Rue Monge, Paris. Example of haussmannian architecture. (Photo credit: Wikipedia)

It is difficult to grasp the true enormity of Georges-Eugène Haussmann’s renovation of Paris. This massive undertaking was begun and much of it was accomplished before the age of electricity. And although it was commissioned by Emperor Napoléon III, Haussmann’s work was met with fierce opposition, and as a result he was finally dismissed by Napoleon III in 1870.

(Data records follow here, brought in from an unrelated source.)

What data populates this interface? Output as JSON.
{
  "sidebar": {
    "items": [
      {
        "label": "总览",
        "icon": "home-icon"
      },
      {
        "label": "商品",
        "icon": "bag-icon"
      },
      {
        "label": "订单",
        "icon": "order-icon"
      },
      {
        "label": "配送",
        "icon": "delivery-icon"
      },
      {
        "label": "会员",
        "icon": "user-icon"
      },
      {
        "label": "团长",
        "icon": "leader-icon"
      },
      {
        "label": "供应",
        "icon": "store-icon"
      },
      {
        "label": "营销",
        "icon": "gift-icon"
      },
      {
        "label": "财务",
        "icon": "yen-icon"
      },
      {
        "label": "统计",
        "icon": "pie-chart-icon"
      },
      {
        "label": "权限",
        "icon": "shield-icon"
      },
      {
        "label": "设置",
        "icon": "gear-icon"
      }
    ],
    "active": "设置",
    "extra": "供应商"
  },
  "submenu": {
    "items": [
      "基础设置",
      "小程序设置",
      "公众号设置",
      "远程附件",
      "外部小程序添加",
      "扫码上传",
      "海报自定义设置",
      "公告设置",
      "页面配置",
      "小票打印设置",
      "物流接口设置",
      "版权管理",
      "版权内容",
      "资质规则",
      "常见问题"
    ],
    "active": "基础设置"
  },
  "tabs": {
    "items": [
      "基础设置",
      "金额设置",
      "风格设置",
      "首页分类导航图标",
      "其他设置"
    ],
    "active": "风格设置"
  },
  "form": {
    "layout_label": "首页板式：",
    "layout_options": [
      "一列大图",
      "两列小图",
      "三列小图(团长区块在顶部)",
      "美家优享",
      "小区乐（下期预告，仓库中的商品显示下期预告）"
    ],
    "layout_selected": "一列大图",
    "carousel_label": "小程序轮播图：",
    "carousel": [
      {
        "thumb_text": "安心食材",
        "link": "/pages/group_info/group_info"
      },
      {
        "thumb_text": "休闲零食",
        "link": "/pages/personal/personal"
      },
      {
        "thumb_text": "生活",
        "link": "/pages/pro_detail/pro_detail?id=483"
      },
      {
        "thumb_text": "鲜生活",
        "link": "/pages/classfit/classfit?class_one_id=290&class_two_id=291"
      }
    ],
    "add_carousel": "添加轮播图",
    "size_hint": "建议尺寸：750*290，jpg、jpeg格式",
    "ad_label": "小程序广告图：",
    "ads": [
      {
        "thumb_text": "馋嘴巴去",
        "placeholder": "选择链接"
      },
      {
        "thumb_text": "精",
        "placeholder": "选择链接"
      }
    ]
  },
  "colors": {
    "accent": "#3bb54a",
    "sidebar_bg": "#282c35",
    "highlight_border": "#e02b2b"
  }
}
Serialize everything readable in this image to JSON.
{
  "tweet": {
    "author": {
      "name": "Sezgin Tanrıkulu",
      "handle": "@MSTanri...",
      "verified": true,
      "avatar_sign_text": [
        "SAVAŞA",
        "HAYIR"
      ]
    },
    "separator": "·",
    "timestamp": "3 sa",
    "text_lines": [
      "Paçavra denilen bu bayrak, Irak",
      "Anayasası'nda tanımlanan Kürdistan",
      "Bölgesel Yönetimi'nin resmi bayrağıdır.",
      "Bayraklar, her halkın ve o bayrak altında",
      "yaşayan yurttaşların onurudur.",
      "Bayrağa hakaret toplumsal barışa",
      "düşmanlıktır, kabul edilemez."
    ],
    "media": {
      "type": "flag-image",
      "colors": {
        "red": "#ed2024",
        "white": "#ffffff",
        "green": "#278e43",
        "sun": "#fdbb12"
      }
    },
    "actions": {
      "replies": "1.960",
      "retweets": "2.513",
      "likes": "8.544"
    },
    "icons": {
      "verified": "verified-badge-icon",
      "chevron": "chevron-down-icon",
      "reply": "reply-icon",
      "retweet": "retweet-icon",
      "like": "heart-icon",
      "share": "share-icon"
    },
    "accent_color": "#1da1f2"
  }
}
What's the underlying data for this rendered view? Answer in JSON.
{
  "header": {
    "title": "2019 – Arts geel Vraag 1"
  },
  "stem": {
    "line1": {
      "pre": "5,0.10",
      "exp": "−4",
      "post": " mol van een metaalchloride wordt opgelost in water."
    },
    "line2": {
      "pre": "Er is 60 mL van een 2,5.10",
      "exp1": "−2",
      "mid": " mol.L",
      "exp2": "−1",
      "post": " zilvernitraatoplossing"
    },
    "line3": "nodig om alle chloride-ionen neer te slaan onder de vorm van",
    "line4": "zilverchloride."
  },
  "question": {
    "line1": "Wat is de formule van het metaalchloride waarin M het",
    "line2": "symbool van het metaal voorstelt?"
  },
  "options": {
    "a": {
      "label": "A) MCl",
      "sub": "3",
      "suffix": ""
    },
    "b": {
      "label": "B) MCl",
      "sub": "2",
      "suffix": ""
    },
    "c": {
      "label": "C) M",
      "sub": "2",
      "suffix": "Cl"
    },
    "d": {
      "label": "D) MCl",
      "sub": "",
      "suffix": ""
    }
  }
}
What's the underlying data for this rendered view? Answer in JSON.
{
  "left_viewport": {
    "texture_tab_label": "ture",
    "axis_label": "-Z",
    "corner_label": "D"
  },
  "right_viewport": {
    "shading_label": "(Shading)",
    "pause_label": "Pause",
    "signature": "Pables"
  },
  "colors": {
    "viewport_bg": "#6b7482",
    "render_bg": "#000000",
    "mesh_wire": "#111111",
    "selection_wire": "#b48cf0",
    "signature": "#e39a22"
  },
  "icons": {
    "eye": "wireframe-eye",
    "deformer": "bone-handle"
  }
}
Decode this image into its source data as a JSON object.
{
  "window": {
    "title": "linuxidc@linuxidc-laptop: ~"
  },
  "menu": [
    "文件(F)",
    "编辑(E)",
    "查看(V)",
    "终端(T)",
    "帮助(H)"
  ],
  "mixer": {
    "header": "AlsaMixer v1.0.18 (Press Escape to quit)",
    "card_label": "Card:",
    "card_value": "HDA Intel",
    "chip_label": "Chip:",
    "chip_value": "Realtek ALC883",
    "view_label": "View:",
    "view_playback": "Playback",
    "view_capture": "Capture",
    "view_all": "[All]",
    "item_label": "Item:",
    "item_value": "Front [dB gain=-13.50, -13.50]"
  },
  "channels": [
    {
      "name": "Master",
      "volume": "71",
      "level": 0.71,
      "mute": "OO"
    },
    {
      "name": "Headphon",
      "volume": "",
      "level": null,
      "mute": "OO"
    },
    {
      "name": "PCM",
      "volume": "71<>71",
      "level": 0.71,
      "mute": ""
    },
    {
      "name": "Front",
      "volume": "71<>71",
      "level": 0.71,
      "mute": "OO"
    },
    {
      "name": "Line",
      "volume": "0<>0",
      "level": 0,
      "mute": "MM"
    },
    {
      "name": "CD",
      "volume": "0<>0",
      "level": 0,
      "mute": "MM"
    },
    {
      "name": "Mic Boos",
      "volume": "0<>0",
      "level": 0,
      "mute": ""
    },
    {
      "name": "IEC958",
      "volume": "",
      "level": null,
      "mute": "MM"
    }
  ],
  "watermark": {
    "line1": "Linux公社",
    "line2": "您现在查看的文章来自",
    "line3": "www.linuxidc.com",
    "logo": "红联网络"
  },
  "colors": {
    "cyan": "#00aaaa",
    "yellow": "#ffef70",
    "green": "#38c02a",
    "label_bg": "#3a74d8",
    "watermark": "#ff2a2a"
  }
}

This development project involved the demolition of entire medieval neighborhoods that were over crowded and plagued with disease. In their place wide avenues, parks and squares, were built along with the construction of new sewers, fountains, aqueducts, bridges, churches, theaters, hospitals, city halls and even public toilets. The street plan and distinctive style of Paris ‘centre ville’ we all know today is largely due to the result of Haussmann’s renovation.

Here is a video we put together. We’re trying to give the viewer a feel of the scope of this grand construction project with a run time of under 3 minutes.

 

Eiffel Tower Renovation

Once condemned as ‘pointless’ and ‘monstrous’ by notable writers such as Maupassant and Zola, 125 years after its completion the La Grande Dame de Paris is finally getting a face lift. The Eiffel Tower has been under a 30 million euro construction project over the past few years and recently unveiled the result. Long overdue repairs to elevators were made that sometimes left visitors waiting in line up to 3 and 4 hours. Solar panels were installed but the most impressive feature is the new glass floor that hovers a jaw dropping 57 meters (167 feet) above the ground.

The Eiffel Tower, Paris. View from below.

Click here for an interesting article that talks about the economics behind the renovation. In 2003 the Eiffel Tower topped out at about 7 million visitors per year. So the purpose of the glass floor is to get people to spend more time in the shops before heading to the top. Talk about a rénovation intérieur au Paris!